It’s about a mother and son who are separated when she leaves the Caribbean to find work in London, not knowing it will be seven years before they’re reunited or how much being left behind will damage the mental health of her son – until he commits an act that tears them apart and they’re forced to move on with their lives both harbouring secrets they’re too afraid to share.

What inspired you to write your novel?

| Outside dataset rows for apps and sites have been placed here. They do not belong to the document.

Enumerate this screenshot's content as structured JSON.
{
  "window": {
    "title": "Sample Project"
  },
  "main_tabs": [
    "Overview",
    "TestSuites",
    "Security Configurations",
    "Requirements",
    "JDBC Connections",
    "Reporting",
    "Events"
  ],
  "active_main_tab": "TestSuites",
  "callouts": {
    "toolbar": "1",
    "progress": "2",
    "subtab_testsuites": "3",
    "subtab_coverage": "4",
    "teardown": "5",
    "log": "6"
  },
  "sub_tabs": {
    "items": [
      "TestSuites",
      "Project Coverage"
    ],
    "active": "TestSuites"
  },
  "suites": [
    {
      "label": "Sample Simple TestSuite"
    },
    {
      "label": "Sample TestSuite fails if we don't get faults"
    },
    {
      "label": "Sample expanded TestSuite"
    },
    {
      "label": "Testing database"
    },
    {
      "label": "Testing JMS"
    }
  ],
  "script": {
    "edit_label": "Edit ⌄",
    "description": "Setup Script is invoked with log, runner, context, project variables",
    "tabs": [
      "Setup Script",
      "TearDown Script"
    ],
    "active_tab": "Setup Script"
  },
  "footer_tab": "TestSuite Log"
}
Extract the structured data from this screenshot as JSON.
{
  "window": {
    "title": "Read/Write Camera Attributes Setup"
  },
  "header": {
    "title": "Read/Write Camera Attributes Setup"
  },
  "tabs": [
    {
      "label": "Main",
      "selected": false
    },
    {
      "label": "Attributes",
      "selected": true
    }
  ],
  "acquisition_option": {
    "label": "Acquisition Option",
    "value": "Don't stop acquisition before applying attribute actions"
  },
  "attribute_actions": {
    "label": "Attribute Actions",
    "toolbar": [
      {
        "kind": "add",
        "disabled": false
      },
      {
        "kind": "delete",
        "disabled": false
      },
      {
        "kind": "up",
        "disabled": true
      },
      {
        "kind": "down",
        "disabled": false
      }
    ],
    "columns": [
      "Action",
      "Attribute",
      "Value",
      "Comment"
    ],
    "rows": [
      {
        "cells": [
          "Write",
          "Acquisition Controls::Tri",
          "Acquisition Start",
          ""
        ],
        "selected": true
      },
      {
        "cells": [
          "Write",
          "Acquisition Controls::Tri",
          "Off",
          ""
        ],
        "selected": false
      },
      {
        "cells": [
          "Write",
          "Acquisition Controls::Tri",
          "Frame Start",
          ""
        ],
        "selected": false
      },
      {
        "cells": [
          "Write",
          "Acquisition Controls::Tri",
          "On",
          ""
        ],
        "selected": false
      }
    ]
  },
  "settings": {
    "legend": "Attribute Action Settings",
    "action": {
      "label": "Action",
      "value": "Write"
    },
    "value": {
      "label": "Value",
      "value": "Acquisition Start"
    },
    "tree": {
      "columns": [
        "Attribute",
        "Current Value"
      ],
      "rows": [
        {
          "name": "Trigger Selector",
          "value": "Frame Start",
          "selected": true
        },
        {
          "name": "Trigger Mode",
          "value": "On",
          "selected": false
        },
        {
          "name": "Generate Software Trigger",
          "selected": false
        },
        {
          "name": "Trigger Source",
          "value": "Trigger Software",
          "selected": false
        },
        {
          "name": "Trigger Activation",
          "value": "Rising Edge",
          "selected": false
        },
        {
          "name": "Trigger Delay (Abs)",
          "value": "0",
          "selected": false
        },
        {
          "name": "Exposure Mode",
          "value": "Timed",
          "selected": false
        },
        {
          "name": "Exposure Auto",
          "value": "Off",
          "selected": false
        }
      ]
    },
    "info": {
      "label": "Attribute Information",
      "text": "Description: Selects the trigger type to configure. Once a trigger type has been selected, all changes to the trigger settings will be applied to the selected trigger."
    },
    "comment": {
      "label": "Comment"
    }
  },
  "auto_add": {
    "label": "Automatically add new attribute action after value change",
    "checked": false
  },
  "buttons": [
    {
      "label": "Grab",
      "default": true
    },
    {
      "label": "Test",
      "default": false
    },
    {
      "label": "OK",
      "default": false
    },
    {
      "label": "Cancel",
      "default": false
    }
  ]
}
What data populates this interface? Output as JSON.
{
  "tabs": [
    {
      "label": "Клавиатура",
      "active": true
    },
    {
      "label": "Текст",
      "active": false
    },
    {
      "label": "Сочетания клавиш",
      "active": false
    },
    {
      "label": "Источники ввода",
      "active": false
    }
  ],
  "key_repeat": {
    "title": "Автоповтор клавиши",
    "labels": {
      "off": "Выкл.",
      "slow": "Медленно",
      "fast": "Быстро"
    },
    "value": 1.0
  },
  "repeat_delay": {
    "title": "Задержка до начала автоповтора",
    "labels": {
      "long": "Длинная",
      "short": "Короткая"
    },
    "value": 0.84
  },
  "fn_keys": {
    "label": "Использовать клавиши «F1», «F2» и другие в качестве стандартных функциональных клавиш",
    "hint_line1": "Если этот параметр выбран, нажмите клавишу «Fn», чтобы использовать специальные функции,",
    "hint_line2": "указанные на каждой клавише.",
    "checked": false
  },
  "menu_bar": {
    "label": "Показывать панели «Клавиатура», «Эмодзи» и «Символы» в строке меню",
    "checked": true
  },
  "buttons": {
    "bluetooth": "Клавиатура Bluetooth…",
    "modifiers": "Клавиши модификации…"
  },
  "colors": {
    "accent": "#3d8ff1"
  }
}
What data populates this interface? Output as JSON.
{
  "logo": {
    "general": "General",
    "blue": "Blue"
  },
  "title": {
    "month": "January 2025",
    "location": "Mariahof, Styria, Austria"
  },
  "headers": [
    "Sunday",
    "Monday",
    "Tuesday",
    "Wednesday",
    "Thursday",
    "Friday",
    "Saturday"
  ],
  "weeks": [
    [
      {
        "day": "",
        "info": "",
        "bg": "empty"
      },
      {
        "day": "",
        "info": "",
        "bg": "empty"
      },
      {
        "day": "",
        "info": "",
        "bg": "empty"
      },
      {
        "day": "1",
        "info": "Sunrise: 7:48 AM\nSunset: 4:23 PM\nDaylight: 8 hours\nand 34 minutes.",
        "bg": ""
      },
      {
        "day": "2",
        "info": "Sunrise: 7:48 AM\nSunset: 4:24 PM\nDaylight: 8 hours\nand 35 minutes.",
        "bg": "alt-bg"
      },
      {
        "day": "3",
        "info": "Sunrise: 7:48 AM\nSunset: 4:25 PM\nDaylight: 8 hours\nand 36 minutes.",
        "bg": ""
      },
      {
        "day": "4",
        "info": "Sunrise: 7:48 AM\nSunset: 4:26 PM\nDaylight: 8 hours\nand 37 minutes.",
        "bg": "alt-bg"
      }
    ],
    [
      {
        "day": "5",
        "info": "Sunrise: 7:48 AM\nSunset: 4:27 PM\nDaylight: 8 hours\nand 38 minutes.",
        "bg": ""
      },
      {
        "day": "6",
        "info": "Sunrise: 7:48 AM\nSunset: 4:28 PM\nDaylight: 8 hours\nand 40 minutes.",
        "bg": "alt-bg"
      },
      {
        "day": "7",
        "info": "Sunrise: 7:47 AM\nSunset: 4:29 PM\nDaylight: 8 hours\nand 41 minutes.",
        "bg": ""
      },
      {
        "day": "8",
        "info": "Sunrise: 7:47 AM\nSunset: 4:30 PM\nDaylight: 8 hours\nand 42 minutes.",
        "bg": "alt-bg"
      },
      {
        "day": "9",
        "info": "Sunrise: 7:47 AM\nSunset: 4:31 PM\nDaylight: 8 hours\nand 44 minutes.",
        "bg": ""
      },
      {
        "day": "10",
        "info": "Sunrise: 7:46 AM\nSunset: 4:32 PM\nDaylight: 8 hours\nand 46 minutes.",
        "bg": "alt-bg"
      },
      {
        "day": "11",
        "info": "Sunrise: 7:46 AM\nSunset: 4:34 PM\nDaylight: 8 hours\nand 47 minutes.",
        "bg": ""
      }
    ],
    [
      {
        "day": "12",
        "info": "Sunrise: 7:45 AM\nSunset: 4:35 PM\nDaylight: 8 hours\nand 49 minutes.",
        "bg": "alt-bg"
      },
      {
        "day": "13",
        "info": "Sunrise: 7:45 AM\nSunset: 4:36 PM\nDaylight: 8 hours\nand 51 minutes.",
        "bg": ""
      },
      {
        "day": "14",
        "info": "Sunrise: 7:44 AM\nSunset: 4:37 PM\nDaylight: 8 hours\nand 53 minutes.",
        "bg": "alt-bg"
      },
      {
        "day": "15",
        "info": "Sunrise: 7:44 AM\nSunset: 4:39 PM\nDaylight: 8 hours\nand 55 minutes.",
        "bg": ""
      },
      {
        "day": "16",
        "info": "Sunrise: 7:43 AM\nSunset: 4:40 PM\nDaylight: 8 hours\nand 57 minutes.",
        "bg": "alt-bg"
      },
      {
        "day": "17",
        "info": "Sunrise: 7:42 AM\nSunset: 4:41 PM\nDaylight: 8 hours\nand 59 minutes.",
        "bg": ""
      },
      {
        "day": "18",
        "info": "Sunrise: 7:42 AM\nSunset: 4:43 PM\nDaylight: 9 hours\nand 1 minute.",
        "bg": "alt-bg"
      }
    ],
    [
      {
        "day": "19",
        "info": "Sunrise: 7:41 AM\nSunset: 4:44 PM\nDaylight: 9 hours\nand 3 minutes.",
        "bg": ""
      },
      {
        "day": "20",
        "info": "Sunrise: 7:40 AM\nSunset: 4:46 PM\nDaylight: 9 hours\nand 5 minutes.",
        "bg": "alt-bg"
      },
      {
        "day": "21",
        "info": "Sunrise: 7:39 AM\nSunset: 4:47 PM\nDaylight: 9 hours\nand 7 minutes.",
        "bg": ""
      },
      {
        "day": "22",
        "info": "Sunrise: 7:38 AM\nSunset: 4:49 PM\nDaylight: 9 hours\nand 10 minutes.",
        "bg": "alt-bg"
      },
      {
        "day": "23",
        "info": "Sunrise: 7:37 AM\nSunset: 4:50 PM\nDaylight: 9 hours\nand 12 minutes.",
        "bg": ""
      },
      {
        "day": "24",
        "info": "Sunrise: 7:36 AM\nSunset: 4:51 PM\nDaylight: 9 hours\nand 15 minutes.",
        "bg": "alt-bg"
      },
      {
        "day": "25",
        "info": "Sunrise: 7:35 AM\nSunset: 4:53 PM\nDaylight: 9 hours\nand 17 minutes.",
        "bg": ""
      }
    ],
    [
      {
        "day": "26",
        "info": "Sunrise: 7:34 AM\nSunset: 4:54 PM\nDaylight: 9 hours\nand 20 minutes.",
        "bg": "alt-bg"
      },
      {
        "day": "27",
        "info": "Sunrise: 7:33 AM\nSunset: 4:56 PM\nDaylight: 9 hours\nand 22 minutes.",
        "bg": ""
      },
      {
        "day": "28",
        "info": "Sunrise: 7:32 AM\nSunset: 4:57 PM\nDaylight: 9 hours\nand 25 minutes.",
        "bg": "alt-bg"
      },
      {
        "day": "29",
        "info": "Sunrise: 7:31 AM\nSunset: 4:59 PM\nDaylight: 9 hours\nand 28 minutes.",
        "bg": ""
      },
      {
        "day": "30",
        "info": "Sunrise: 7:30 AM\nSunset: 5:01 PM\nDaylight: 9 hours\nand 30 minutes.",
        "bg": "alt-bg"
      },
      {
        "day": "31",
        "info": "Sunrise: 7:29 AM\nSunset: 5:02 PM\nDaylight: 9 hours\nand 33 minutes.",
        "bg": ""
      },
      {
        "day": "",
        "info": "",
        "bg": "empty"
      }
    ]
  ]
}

My family. My mother left Grenada to join my dad in London in 1960. She brought my brother aged two with her but had no choice but to leave her four older children behind. She was pregnant with me and I was born two months after her arrival. It was seven years before two of my siblings were able to join us. (By this time immigration laws had changed the age limit for children that could be sent for dropped from 18 years to 16, so my eldest siblings were both too old). My sister was fifteen and adjusted to life in London well. My brother, aged 13, seemed to acclimatise, but by his mid twenties was diagnosed with paranoid schizophrenia. These themes of family separation and the possible link to mental health were what I wanted to explore. At first, more than thirty years ago, I started writing my mother’s biography. But there was so much I didn’t know about her lived experiences – we didn’t talk about them in any depth – I decided to fictionalise events and imagine all the emotions and challenges she’d faced. After putting away the draft then restarting and revamping it several times – because life was busy with work, marriage and motherhood and changes in my career, I finally crafted A Trace of Sun when on the London Writers Award 2019.

Which part of the book was the most fun to write? Which was the most challenging?

Raef’s first relationship. I loved creating some much needed happiness for him. And it was fun to recall the films and fashions of the day too. The most challenging part was conveying Raef’s psychosis – especially the incident with his sister. That was quite harrowing and took a lot of revisiting and editing.

If you could take one book to a desert island, what would it be and why?

‘To Kill A Mockingbird’ is one of those books I can re-read and still be totally drawn into, so I’d take my copy that I still have from my school days, even though it is close to fifty years old. I love the way the story weaves together the father daughter relationship and the reality of life for Black people in that era. It hit hard.

Where is your favourite place to write?

My ideal place to write would be on my sister’s verandah in Grenada, overlooking the lush green hills. My reality is that I usually write in my kitchen so that I’m close to the kettle and can make lots of tea. But I do have photographs of beautiful locations I’ve travelled to hanging on the wall to look at.

If you hadn’t been a writer, what would you be doing now? Where would you be?

For me, currently, that’s the other way around. I’m a SEN teacher now, but even when I was a fashion journalist and stylist, and then a foster carer, all I wanted was to find more time to just write. Writing full time would be the perfect life.